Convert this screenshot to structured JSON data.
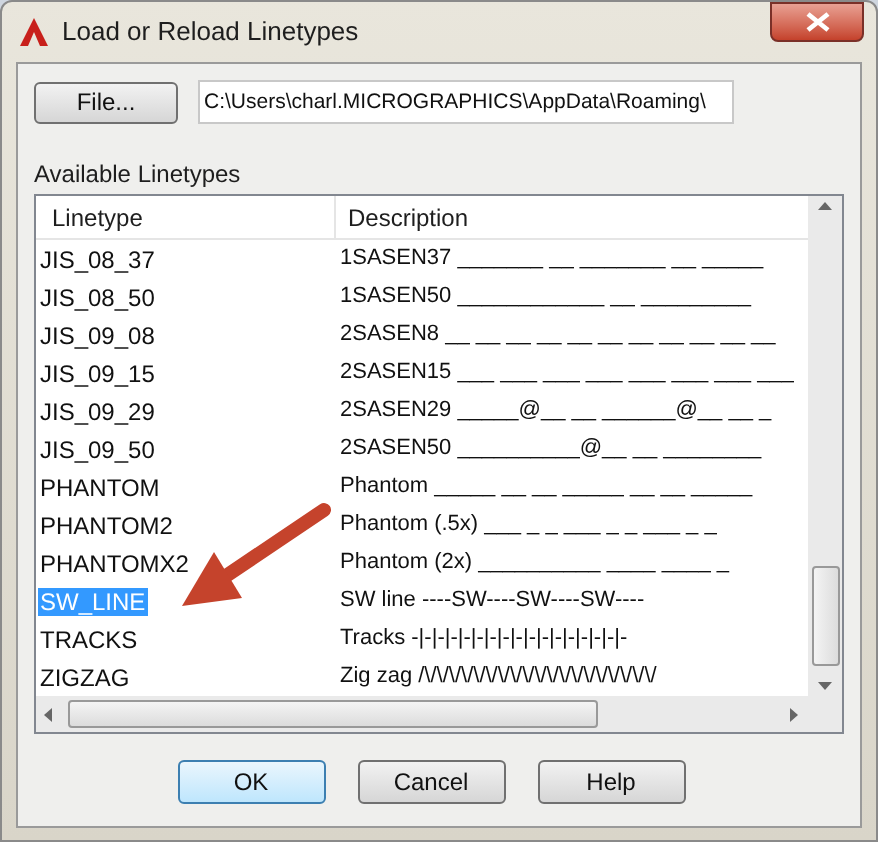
{
  "window": {
    "title": "Load or Reload Linetypes"
  },
  "file_button": "File...",
  "file_path": {
    "value": "C:\\Users\\charl.MICROGRAPHICS\\AppData\\Roaming\\"
  },
  "list_label": "Available Linetypes",
  "table": {
    "columns": [
      "Linetype",
      "Description"
    ],
    "rows": [
      {
        "name": "JIS_08_37",
        "description": "1SASEN37 _______ __ _______ __ _____",
        "selected": false
      },
      {
        "name": "JIS_08_50",
        "description": "1SASEN50 ____________ __ _________",
        "selected": false
      },
      {
        "name": "JIS_09_08",
        "description": "2SASEN8 __ __ __ __ __ __ __ __ __ __ __",
        "selected": false
      },
      {
        "name": "JIS_09_15",
        "description": "2SASEN15 ___ ___ ___ ___ ___ ___ ___ ___",
        "selected": false
      },
      {
        "name": "JIS_09_29",
        "description": "2SASEN29 _____@__ __ ______@__ __ _",
        "selected": false
      },
      {
        "name": "JIS_09_50",
        "description": "2SASEN50 __________@__ __ ________",
        "selected": false
      },
      {
        "name": "PHANTOM",
        "description": "Phantom _____ __ __ _____ __ __ _____",
        "selected": false
      },
      {
        "name": "PHANTOM2",
        "description": "Phantom (.5x) ___ _ _ ___ _ _ ___ _ _",
        "selected": false
      },
      {
        "name": "PHANTOMX2",
        "description": "Phantom (2x) __________   ____   ____   _",
        "selected": false
      },
      {
        "name": "SW_LINE",
        "description": "SW line ----SW----SW----SW----",
        "selected": true
      },
      {
        "name": "TRACKS",
        "description": "Tracks -|-|-|-|-|-|-|-|-|-|-|-|-|-|-|-|-",
        "selected": false
      },
      {
        "name": "ZIGZAG",
        "description": "Zig zag /\\/\\/\\/\\/\\/\\/\\/\\/\\/\\/\\/\\/\\/\\/\\/\\/\\/\\/\\/",
        "selected": false
      }
    ]
  },
  "buttons": [
    {
      "label": "OK",
      "kind": "default"
    },
    {
      "label": "Cancel",
      "kind": "normal"
    },
    {
      "label": "Help",
      "kind": "normal"
    }
  ]
}
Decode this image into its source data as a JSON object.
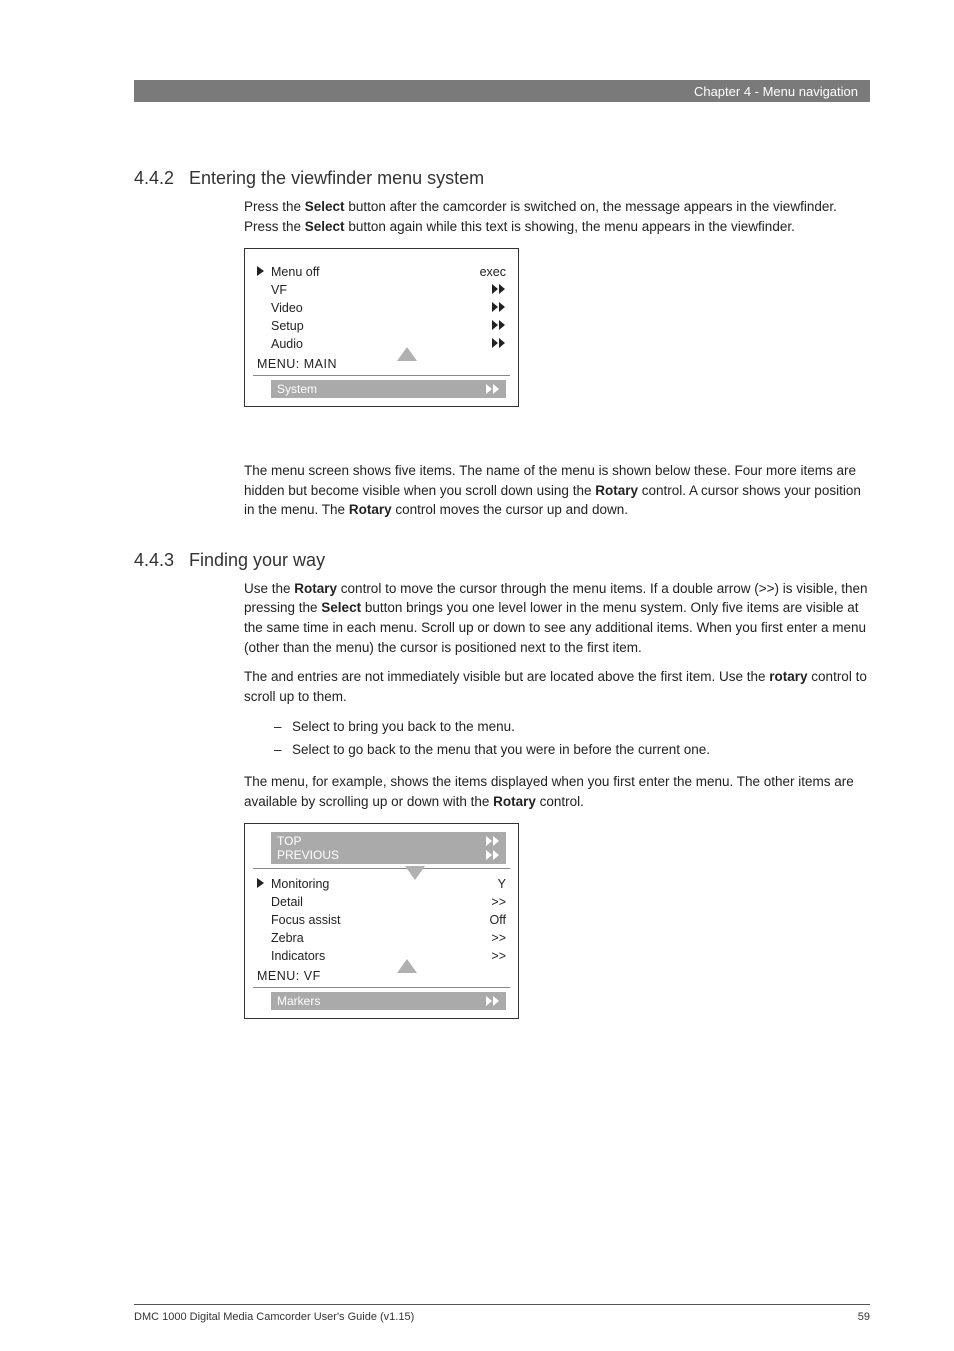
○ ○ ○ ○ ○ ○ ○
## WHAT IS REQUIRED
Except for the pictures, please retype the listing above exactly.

## TASK ANSWER
Convert this screenshot to structured JSON data.
{
  "window": {
    "title": "Load or Reload Linetypes"
  },
  "file_button": "File...",
  "file_path": {
    "value": "C:\\Users\\charl.MICROGRAPHICS\\AppData\\Roaming\\"
  },
  "list_label": "Available Linetypes",
  "table": {
    "columns": [
      "Linetype",
      "Description"
    ],
    "rows": [
      {
        "name": "JIS_08_37",
        "description": "1SASEN37 _______ __ _______ __ _____",
        "selected": false
      },
      {
        "name": "JIS_08_50",
        "description": "1SASEN50 ____________ __ _________",
        "selected": false
      },
      {
        "name": "JIS_09_08",
        "description": "2SASEN8 __ __ __ __ __ __ __ __ __ __ __",
        "selected": false
      },
      {
        "name": "JIS_09_15",
        "description": "2SASEN15 ___ ___ ___ ___ ___ ___ ___ ___",
        "selected": false
      },
      {
        "name": "JIS_09_29",
        "description": "2SASEN29 _____@__ __ ______@__ __ _",
        "selected": false
      },
      {
        "name": "JIS_09_50",
        "description": "2SASEN50 __________@__ __ ________",
        "selected": false
      },
      {
        "name": "PHANTOM",
        "description": "Phantom _____ __ __ _____ __ __ _____",
        "selected": false
      },
      {
        "name": "PHANTOM2",
        "description": "Phantom (.5x) ___ _ _ ___ _ _ ___ _ _",
        "selected": false
      },
      {
        "name": "PHANTOMX2",
        "description": "Phantom (2x) __________   ____   ____   _",
        "selected": false
      },
      {
        "name": "SW_LINE",
        "description": "SW line ----SW----SW----SW----",
        "selected": true
      },
      {
        "name": "TRACKS",
        "description": "Tracks -|-|-|-|-|-|-|-|-|-|-|-|-|-|-|-|-",
        "selected": false
      },
      {
        "name": "ZIGZAG",
        "description": "Zig zag /\\/\\/\\/\\/\\/\\/\\/\\/\\/\\/\\/\\/\\/\\/\\/\\/\\/\\/\\/",
        "selected": false
      }
    ]
  },
  "buttons": [
    {
      "label": "OK",
      "kind": "default"
    },
    {
      "label": "Cancel",
      "kind": "normal"
    },
    {
      "label": "Help",
      "kind": "normal"
    }
  ]
}
Decode this image into its source data as a JSON object.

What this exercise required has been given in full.